[Dataset excerpts]
%%

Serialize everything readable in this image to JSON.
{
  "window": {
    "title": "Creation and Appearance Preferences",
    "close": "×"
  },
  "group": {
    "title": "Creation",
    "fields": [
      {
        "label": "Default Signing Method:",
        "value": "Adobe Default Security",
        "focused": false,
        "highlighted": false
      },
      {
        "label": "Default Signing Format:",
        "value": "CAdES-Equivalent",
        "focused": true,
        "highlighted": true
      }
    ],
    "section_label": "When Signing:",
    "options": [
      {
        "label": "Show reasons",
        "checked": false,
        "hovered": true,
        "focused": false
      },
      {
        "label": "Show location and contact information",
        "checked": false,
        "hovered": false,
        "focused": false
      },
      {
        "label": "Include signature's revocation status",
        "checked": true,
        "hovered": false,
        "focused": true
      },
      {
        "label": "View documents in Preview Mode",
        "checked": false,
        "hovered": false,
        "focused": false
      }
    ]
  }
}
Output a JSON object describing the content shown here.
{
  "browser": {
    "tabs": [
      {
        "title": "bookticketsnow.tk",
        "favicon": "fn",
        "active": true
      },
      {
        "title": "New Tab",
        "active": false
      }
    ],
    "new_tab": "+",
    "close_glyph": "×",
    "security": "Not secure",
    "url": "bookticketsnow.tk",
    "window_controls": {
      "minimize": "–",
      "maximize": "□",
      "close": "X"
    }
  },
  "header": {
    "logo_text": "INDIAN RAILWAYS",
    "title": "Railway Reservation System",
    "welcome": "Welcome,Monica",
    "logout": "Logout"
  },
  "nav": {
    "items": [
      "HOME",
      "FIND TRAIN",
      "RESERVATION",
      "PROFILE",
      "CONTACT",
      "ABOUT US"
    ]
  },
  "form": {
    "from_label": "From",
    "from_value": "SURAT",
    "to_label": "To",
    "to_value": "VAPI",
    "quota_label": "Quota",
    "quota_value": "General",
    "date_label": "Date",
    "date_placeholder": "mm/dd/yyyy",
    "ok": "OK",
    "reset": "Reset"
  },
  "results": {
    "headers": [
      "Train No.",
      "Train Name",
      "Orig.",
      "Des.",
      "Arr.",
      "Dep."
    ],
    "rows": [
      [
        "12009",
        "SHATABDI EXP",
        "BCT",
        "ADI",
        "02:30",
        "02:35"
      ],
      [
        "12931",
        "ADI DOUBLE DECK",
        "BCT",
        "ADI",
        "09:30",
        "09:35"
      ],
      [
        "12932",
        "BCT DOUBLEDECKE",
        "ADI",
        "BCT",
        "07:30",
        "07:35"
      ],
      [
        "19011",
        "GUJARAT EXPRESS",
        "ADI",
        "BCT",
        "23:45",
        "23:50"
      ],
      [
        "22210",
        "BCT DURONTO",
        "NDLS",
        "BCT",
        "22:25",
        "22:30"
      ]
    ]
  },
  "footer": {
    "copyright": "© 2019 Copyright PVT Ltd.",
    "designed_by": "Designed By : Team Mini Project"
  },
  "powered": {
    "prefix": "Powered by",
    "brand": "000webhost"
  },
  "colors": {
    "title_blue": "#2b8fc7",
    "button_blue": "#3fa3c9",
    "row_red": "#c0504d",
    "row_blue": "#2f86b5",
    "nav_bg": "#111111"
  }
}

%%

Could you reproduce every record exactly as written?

§ **Output of the exercise**
Serialize everything readable in this image to JSON.
{
  "window": {
    "title": "Creation and Appearance Preferences",
    "close": "×"
  },
  "group": {
    "title": "Creation",
    "fields": [
      {
        "label": "Default Signing Method:",
        "value": "Adobe Default Security",
        "focused": false,
        "highlighted": false
      },
      {
        "label": "Default Signing Format:",
        "value": "CAdES-Equivalent",
        "focused": true,
        "highlighted": true
      }
    ],
    "section_label": "When Signing:",
    "options": [
      {
        "label": "Show reasons",
        "checked": false,
        "hovered": true,
        "focused": false
      },
      {
        "label": "Show location and contact information",
        "checked": false,
        "hovered": false,
        "focused": false
      },
      {
        "label": "Include signature's revocation status",
        "checked": true,
        "hovered": false,
        "focused": true
      },
      {
        "label": "View documents in Preview Mode",
        "checked": false,
        "hovered": false,
        "focused": false
      }
    ]
  }
}
Output a JSON object describing the content shown here.
{
  "browser": {
    "tabs": [
      {
        "title": "bookticketsnow.tk",
        "favicon": "fn",
        "active": true
      },
      {
        "title": "New Tab",
        "active": false
      }
    ],
    "new_tab": "+",
    "close_glyph": "×",
    "security": "Not secure",
    "url": "bookticketsnow.tk",
    "window_controls": {
      "minimize": "–",
      "maximize": "□",
      "close": "X"
    }
  },
  "header": {
    "logo_text": "INDIAN RAILWAYS",
    "title": "Railway Reservation System",
    "welcome": "Welcome,Monica",
    "logout": "Logout"
  },
  "nav": {
    "items": [
      "HOME",
      "FIND TRAIN",
      "RESERVATION",
      "PROFILE",
      "CONTACT",
      "ABOUT US"
    ]
  },
  "form": {
    "from_label": "From",
    "from_value": "SURAT",
    "to_label": "To",
    "to_value": "VAPI",
    "quota_label": "Quota",
    "quota_value": "General",
    "date_label": "Date",
    "date_placeholder": "mm/dd/yyyy",
    "ok": "OK",
    "reset": "Reset"
  },
  "results": {
    "headers": [
      "Train No.",
      "Train Name",
      "Orig.",
      "Des.",
      "Arr.",
      "Dep."
    ],
    "rows": [
      [
        "12009",
        "SHATABDI EXP",
        "BCT",
        "ADI",
        "02:30",
        "02:35"
      ],
      [
        "12931",
        "ADI DOUBLE DECK",
        "BCT",
        "ADI",
        "09:30",
        "09:35"
      ],
      [
        "12932",
        "BCT DOUBLEDECKE",
        "ADI",
        "BCT",
        "07:30",
        "07:35"
      ],
      [
        "19011",
        "GUJARAT EXPRESS",
        "ADI",
        "BCT",
        "23:45",
        "23:50"
      ],
      [
        "22210",
        "BCT DURONTO",
        "NDLS",
        "BCT",
        "22:25",
        "22:30"
      ]
    ]
  },
  "footer": {
    "copyright": "© 2019 Copyright PVT Ltd.",
    "designed_by": "Designed By : Team Mini Project"
  },
  "powered": {
    "prefix": "Powered by",
    "brand": "000webhost"
  },
  "colors": {
    "title_blue": "#2b8fc7",
    "button_blue": "#3fa3c9",
    "row_red": "#c0504d",
    "row_blue": "#2f86b5",
    "nav_bg": "#111111"
  }
}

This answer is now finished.